Laura

Otto Preminger, USA 1944, 88 minutes

Detective Mark McPherson is investigating the death of Laura Hunt. He first interrogates Waldo Lydecker, an old dandy and a failed journalist feared by all. Secretly in love with her, he gave Laura her first big break in advertising and helped her build a successful career. Next, McPherson finds Shelby Carpenter, the lover of Laura's aunt, a cowardly and deceitful poseur who was meant to marry the victim. As he slowly untangles past events leading up to Laura's murder through the recollections of those close to her, McPherson gradually gets to know this enigmatic and bewitching woman. Even when gone, she is omnipresent, and as McPherson gazes at her portrait hanging in her apartment, he begins to fall in love with her. Haunted by her, his determination to solve the murder is coupled with an obsession with the victim; he looks through her wardrobe, touches her clothes, reads her letters and private thoughts.

The strength of this film lies in the superb script and in the performance of the cast. Everyone but Otto Preminger were sure it would be forgotten shortly after its release but its success was phenomenal and it went on to gain classic status. Dana Andrews as the sceptical, down to earth, detective gives one of his best performances, and Gene Tierney is sublime as the beautiful and elusive femme fatale. After the film, she would always be identified with Laura, which, she laughed, "was better than not being identified at all". Vincent Price is as sickly and contemptible a Shelby Carpenter as could be, but Clifton Webb as the misanthropist Waldo Lydecker is the real revelation: a pure, delightful mixture of arrogance, grace and cutting black humour.

A masterpiece, and shot entirely indoors, the interaction between characters is intense and gripping as McPherson follows the trail from one to another. Watch it and let Laura captivate you too.

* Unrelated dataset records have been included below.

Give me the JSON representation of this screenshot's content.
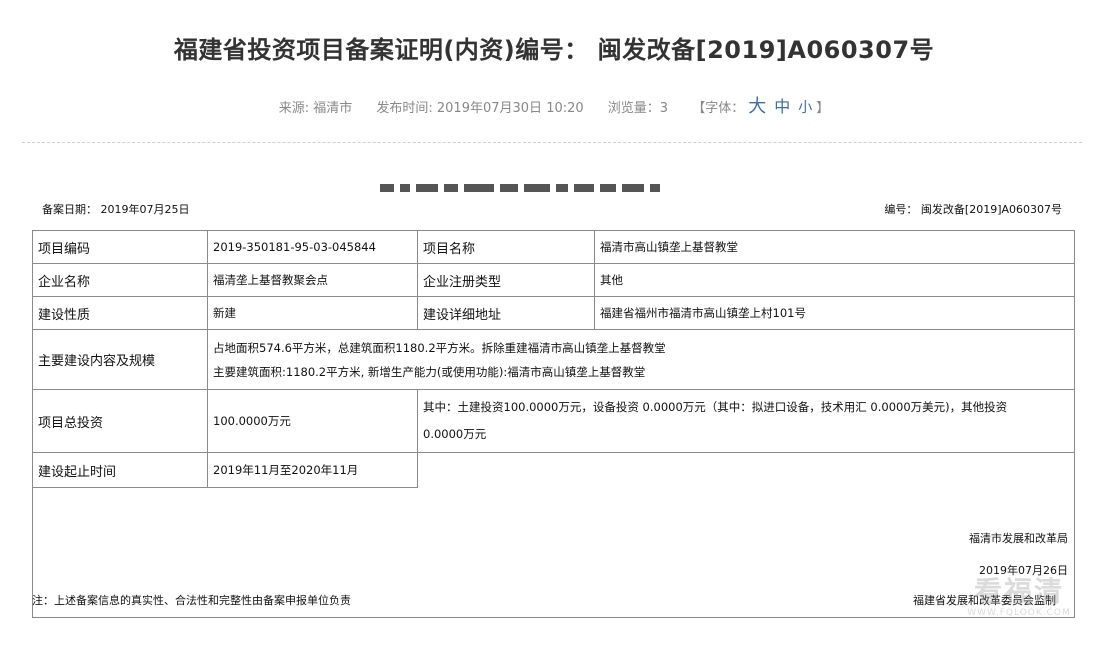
{
  "article": {
    "title": "福建省投资项目备案证明(内资)编号： 闽发改备[2019]A060307号",
    "source": "来源: 福清市",
    "publish_time": "发布时间: 2019年07月30日 10:20",
    "views": "浏览量：3",
    "font_size_prefix": "【字体：",
    "font_size_options": [
      "大",
      "中",
      "小"
    ],
    "font_size_suffix": "】"
  },
  "document": {
    "record_date": "备案日期： 2019年07月25日",
    "record_number": "编号： 闽发改备[2019]A060307号",
    "rows": [
      {
        "label": "项目编码",
        "value": "2019-350181-95-03-045844",
        "label2": "项目名称",
        "value2": "福清市高山镇垄上基督教堂"
      },
      {
        "label": "企业名称",
        "value": "福清垄上基督教聚会点",
        "label2": "企业注册类型",
        "value2": "其他"
      },
      {
        "label": "建设性质",
        "value": "新建",
        "label2": "建设详细地址",
        "value2": "福建省福州市福清市高山镇垄上村101号"
      }
    ],
    "scale": {
      "label": "主要建设内容及规模",
      "line1": "占地面积574.6平方米，总建筑面积1180.2平方米。拆除重建福清市高山镇垄上基督教堂",
      "line2": "主要建筑面积:1180.2平方米, 新增生产能力(或使用功能):福清市高山镇垄上基督教堂"
    },
    "investment": {
      "label": "项目总投资",
      "value": "100.0000万元",
      "detail_line1": "其中：土建投资100.0000万元，设备投资 0.0000万元（其中：拟进口设备，技术用汇 0.0000万美元)，其他投资",
      "detail_line2": "0.0000万元"
    },
    "period": {
      "label": "建设起止时间",
      "value": "2019年11月至2020年11月"
    },
    "signature": {
      "org": "福清市发展和改革局",
      "date": "2019年07月26日"
    },
    "footnote": "注：上述备案信息的真实性、合法性和完整性由备案申报单位负责",
    "supervisor": "福建省发展和改革委员会监制"
  },
  "watermark": {
    "main": "看福清",
    "sub": "WWW.FQLOOK.COM"
  }
}
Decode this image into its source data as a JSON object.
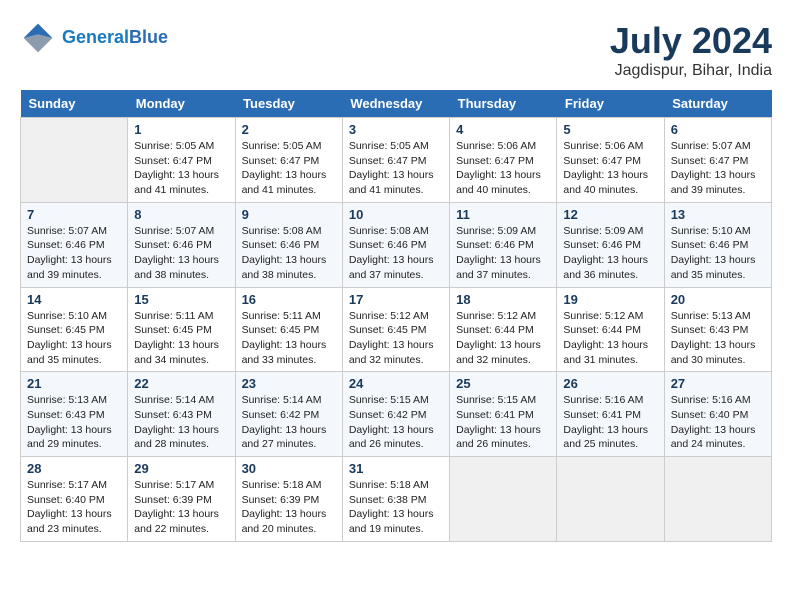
{
  "header": {
    "logo_line1": "General",
    "logo_line2": "Blue",
    "month_year": "July 2024",
    "location": "Jagdispur, Bihar, India"
  },
  "days_of_week": [
    "Sunday",
    "Monday",
    "Tuesday",
    "Wednesday",
    "Thursday",
    "Friday",
    "Saturday"
  ],
  "weeks": [
    [
      {
        "day": "",
        "sunrise": "",
        "sunset": "",
        "daylight": ""
      },
      {
        "day": "1",
        "sunrise": "Sunrise: 5:05 AM",
        "sunset": "Sunset: 6:47 PM",
        "daylight": "Daylight: 13 hours and 41 minutes."
      },
      {
        "day": "2",
        "sunrise": "Sunrise: 5:05 AM",
        "sunset": "Sunset: 6:47 PM",
        "daylight": "Daylight: 13 hours and 41 minutes."
      },
      {
        "day": "3",
        "sunrise": "Sunrise: 5:05 AM",
        "sunset": "Sunset: 6:47 PM",
        "daylight": "Daylight: 13 hours and 41 minutes."
      },
      {
        "day": "4",
        "sunrise": "Sunrise: 5:06 AM",
        "sunset": "Sunset: 6:47 PM",
        "daylight": "Daylight: 13 hours and 40 minutes."
      },
      {
        "day": "5",
        "sunrise": "Sunrise: 5:06 AM",
        "sunset": "Sunset: 6:47 PM",
        "daylight": "Daylight: 13 hours and 40 minutes."
      },
      {
        "day": "6",
        "sunrise": "Sunrise: 5:07 AM",
        "sunset": "Sunset: 6:47 PM",
        "daylight": "Daylight: 13 hours and 39 minutes."
      }
    ],
    [
      {
        "day": "7",
        "sunrise": "Sunrise: 5:07 AM",
        "sunset": "Sunset: 6:46 PM",
        "daylight": "Daylight: 13 hours and 39 minutes."
      },
      {
        "day": "8",
        "sunrise": "Sunrise: 5:07 AM",
        "sunset": "Sunset: 6:46 PM",
        "daylight": "Daylight: 13 hours and 38 minutes."
      },
      {
        "day": "9",
        "sunrise": "Sunrise: 5:08 AM",
        "sunset": "Sunset: 6:46 PM",
        "daylight": "Daylight: 13 hours and 38 minutes."
      },
      {
        "day": "10",
        "sunrise": "Sunrise: 5:08 AM",
        "sunset": "Sunset: 6:46 PM",
        "daylight": "Daylight: 13 hours and 37 minutes."
      },
      {
        "day": "11",
        "sunrise": "Sunrise: 5:09 AM",
        "sunset": "Sunset: 6:46 PM",
        "daylight": "Daylight: 13 hours and 37 minutes."
      },
      {
        "day": "12",
        "sunrise": "Sunrise: 5:09 AM",
        "sunset": "Sunset: 6:46 PM",
        "daylight": "Daylight: 13 hours and 36 minutes."
      },
      {
        "day": "13",
        "sunrise": "Sunrise: 5:10 AM",
        "sunset": "Sunset: 6:46 PM",
        "daylight": "Daylight: 13 hours and 35 minutes."
      }
    ],
    [
      {
        "day": "14",
        "sunrise": "Sunrise: 5:10 AM",
        "sunset": "Sunset: 6:45 PM",
        "daylight": "Daylight: 13 hours and 35 minutes."
      },
      {
        "day": "15",
        "sunrise": "Sunrise: 5:11 AM",
        "sunset": "Sunset: 6:45 PM",
        "daylight": "Daylight: 13 hours and 34 minutes."
      },
      {
        "day": "16",
        "sunrise": "Sunrise: 5:11 AM",
        "sunset": "Sunset: 6:45 PM",
        "daylight": "Daylight: 13 hours and 33 minutes."
      },
      {
        "day": "17",
        "sunrise": "Sunrise: 5:12 AM",
        "sunset": "Sunset: 6:45 PM",
        "daylight": "Daylight: 13 hours and 32 minutes."
      },
      {
        "day": "18",
        "sunrise": "Sunrise: 5:12 AM",
        "sunset": "Sunset: 6:44 PM",
        "daylight": "Daylight: 13 hours and 32 minutes."
      },
      {
        "day": "19",
        "sunrise": "Sunrise: 5:12 AM",
        "sunset": "Sunset: 6:44 PM",
        "daylight": "Daylight: 13 hours and 31 minutes."
      },
      {
        "day": "20",
        "sunrise": "Sunrise: 5:13 AM",
        "sunset": "Sunset: 6:43 PM",
        "daylight": "Daylight: 13 hours and 30 minutes."
      }
    ],
    [
      {
        "day": "21",
        "sunrise": "Sunrise: 5:13 AM",
        "sunset": "Sunset: 6:43 PM",
        "daylight": "Daylight: 13 hours and 29 minutes."
      },
      {
        "day": "22",
        "sunrise": "Sunrise: 5:14 AM",
        "sunset": "Sunset: 6:43 PM",
        "daylight": "Daylight: 13 hours and 28 minutes."
      },
      {
        "day": "23",
        "sunrise": "Sunrise: 5:14 AM",
        "sunset": "Sunset: 6:42 PM",
        "daylight": "Daylight: 13 hours and 27 minutes."
      },
      {
        "day": "24",
        "sunrise": "Sunrise: 5:15 AM",
        "sunset": "Sunset: 6:42 PM",
        "daylight": "Daylight: 13 hours and 26 minutes."
      },
      {
        "day": "25",
        "sunrise": "Sunrise: 5:15 AM",
        "sunset": "Sunset: 6:41 PM",
        "daylight": "Daylight: 13 hours and 26 minutes."
      },
      {
        "day": "26",
        "sunrise": "Sunrise: 5:16 AM",
        "sunset": "Sunset: 6:41 PM",
        "daylight": "Daylight: 13 hours and 25 minutes."
      },
      {
        "day": "27",
        "sunrise": "Sunrise: 5:16 AM",
        "sunset": "Sunset: 6:40 PM",
        "daylight": "Daylight: 13 hours and 24 minutes."
      }
    ],
    [
      {
        "day": "28",
        "sunrise": "Sunrise: 5:17 AM",
        "sunset": "Sunset: 6:40 PM",
        "daylight": "Daylight: 13 hours and 23 minutes."
      },
      {
        "day": "29",
        "sunrise": "Sunrise: 5:17 AM",
        "sunset": "Sunset: 6:39 PM",
        "daylight": "Daylight: 13 hours and 22 minutes."
      },
      {
        "day": "30",
        "sunrise": "Sunrise: 5:18 AM",
        "sunset": "Sunset: 6:39 PM",
        "daylight": "Daylight: 13 hours and 20 minutes."
      },
      {
        "day": "31",
        "sunrise": "Sunrise: 5:18 AM",
        "sunset": "Sunset: 6:38 PM",
        "daylight": "Daylight: 13 hours and 19 minutes."
      },
      {
        "day": "",
        "sunrise": "",
        "sunset": "",
        "daylight": ""
      },
      {
        "day": "",
        "sunrise": "",
        "sunset": "",
        "daylight": ""
      },
      {
        "day": "",
        "sunrise": "",
        "sunset": "",
        "daylight": ""
      }
    ]
  ]
}
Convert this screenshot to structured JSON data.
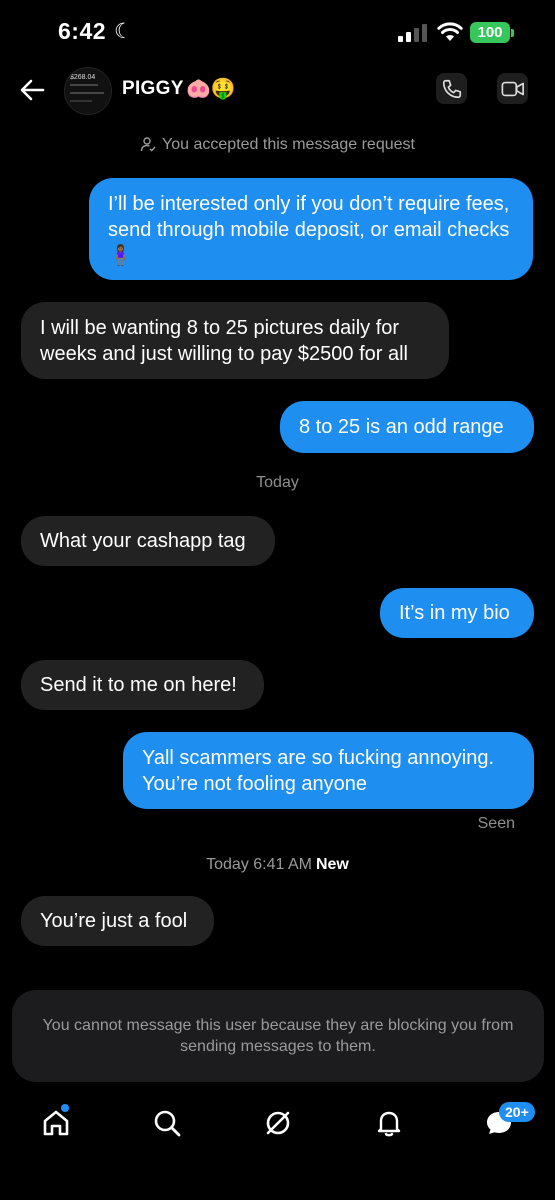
{
  "status_bar": {
    "time": "6:42",
    "battery": "100"
  },
  "header": {
    "username": "PIGGY",
    "emoji": "🐽🤑",
    "avatar_amount": "$268.04"
  },
  "request_notice": "You accepted this message request",
  "messages": [
    {
      "side": "sent",
      "text": "I’ll be interested only if you don’t require fees, send through mobile deposit, or email checks 🧍🏾‍♀️"
    },
    {
      "side": "received",
      "text": "I will be wanting 8 to 25 pictures daily for weeks and just willing to pay $2500 for all"
    },
    {
      "side": "sent",
      "text": "8 to 25 is an odd range"
    },
    {
      "side": "received",
      "text": "What your cashapp tag"
    },
    {
      "side": "sent",
      "text": "It’s in my bio"
    },
    {
      "side": "received",
      "text": "Send it to me on here!"
    },
    {
      "side": "sent",
      "text": "Yall scammers are so fucking annoying. You’re not fooling anyone"
    },
    {
      "side": "received",
      "text": "You’re just a fool"
    }
  ],
  "separators": {
    "today": "Today",
    "seen": "Seen",
    "timestamp": "Today 6:41 AM",
    "new": "New"
  },
  "blocked_notice": "You cannot message this user because they are blocking you from sending messages to them.",
  "bottom_nav": {
    "items": [
      "home-icon",
      "search-icon",
      "explore-icon",
      "notifications-icon",
      "messages-icon"
    ],
    "messages_badge": "20+"
  },
  "colors": {
    "sent_bubble": "#1f8ef1",
    "received_bubble": "#222222",
    "battery": "#35c759"
  }
}
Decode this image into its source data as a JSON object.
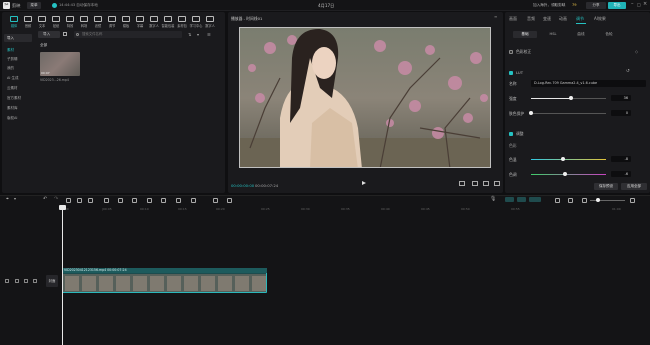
{
  "app": {
    "logo_glyph": "✂",
    "title": "剪映",
    "menu_label": "菜单",
    "status_text": "14:44:43 自动保存本地",
    "window_title": "4月17日",
    "user_text": "加入海外，领取剪映",
    "user_badge": "79",
    "share_label": "分享",
    "export_label": "导出"
  },
  "toolbar": {
    "items": [
      {
        "label": "媒体",
        "icon": "media-icon"
      },
      {
        "label": "音频",
        "icon": "audio-icon"
      },
      {
        "label": "文本",
        "icon": "text-icon"
      },
      {
        "label": "贴纸",
        "icon": "sticker-icon"
      },
      {
        "label": "特效",
        "icon": "effects-icon"
      },
      {
        "label": "转场",
        "icon": "transition-icon"
      },
      {
        "label": "滤镜",
        "icon": "filter-icon"
      },
      {
        "label": "调节",
        "icon": "adjust-icon"
      },
      {
        "label": "模板",
        "icon": "template-icon"
      },
      {
        "label": "字幕",
        "icon": "caption-icon"
      },
      {
        "label": "数字人",
        "icon": "digital-human-icon"
      },
      {
        "label": "智能包装",
        "icon": "smart-pack-icon"
      },
      {
        "label": "素材包",
        "icon": "asset-pack-icon"
      },
      {
        "label": "学习中心",
        "icon": "learn-icon"
      },
      {
        "label": "数字人",
        "icon": "avatar-icon"
      }
    ]
  },
  "media": {
    "side_items": [
      "导入",
      "素材",
      "子剪辑",
      "我的",
      "AI 生成",
      "云素材",
      "官方素材",
      "素材库",
      "版权AI"
    ],
    "import_label": "导入",
    "search_placeholder": "搜索文件名称",
    "section_label": "全部",
    "thumb_name": "VID2023...26.mp4",
    "thumb_duration": "00:07"
  },
  "player": {
    "title": "播放器 - 时间线01",
    "timecode_current": "00:00:00:00",
    "timecode_total": "00:00:07:24"
  },
  "inspector": {
    "tabs": [
      "画面",
      "音频",
      "变速",
      "动画",
      "调节",
      "AI效果"
    ],
    "active_tab": "调节",
    "subtabs": [
      "基础",
      "HSL",
      "曲线",
      "色轮"
    ],
    "color_correct_label": "色彩校正",
    "lut_label": "LUT",
    "lut_name_label": "名称",
    "lut_value": "D-Log-Rec.709 Gamma2.4_v1.6.cube",
    "intensity_label": "强度",
    "intensity_value": "36",
    "skin_label": "肤色保护",
    "skin_value": "0",
    "adjust_label": "调整",
    "color_label": "色彩",
    "temp_label": "色温",
    "temp_value": "-8",
    "tint_label": "色调",
    "tint_value": "-6",
    "save_preset_label": "保存预设",
    "apply_all_label": "应用全部"
  },
  "timeline": {
    "ruler": [
      "00:00",
      "|00:05",
      "00:10",
      "00:15",
      "00:20",
      "00:25",
      "00:30",
      "00:35",
      "00:40",
      "00:45",
      "00:50",
      "00:55",
      "01:00"
    ],
    "cover_label": "封面",
    "clip_label": "VID20230412123156.mp4  00:00:07:24"
  }
}
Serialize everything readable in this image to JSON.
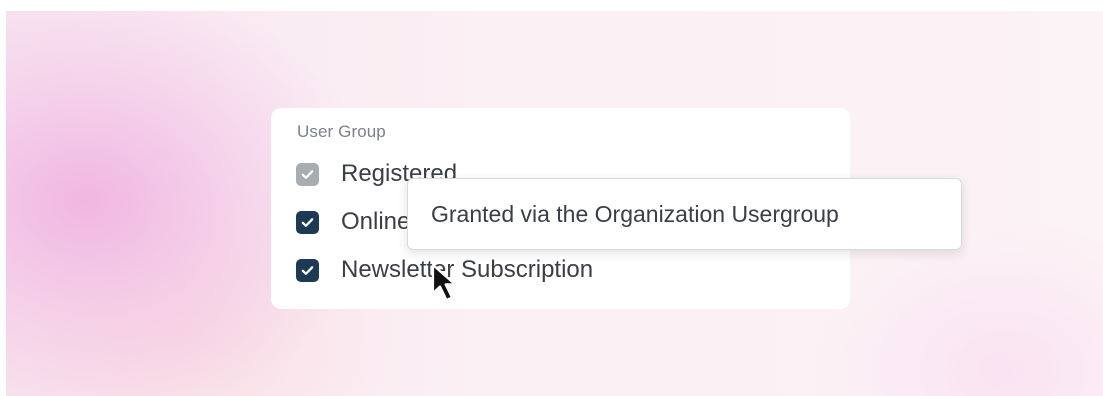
{
  "user_group": {
    "title": "User Group",
    "options": [
      {
        "label": "Registered",
        "state": "checked-disabled"
      },
      {
        "label": "Online Shop Customer",
        "state": "checked"
      },
      {
        "label": "Newsletter Subscription",
        "state": "checked"
      }
    ]
  },
  "tooltip": {
    "text": "Granted via the Organization Usergroup"
  },
  "colors": {
    "checkbox_checked": "#1e3a52",
    "checkbox_disabled": "#a8adb2"
  },
  "icons": {
    "check": "check-icon",
    "cursor": "mouse-pointer-icon"
  }
}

"The film's deceptively lesuirely pace at the start, and its light careless air, only heighten the suspense without the audience being conscious of the buildup." - Time Out

Review by Katia Saint-Peron
Taken from EUFS Programme 1996-97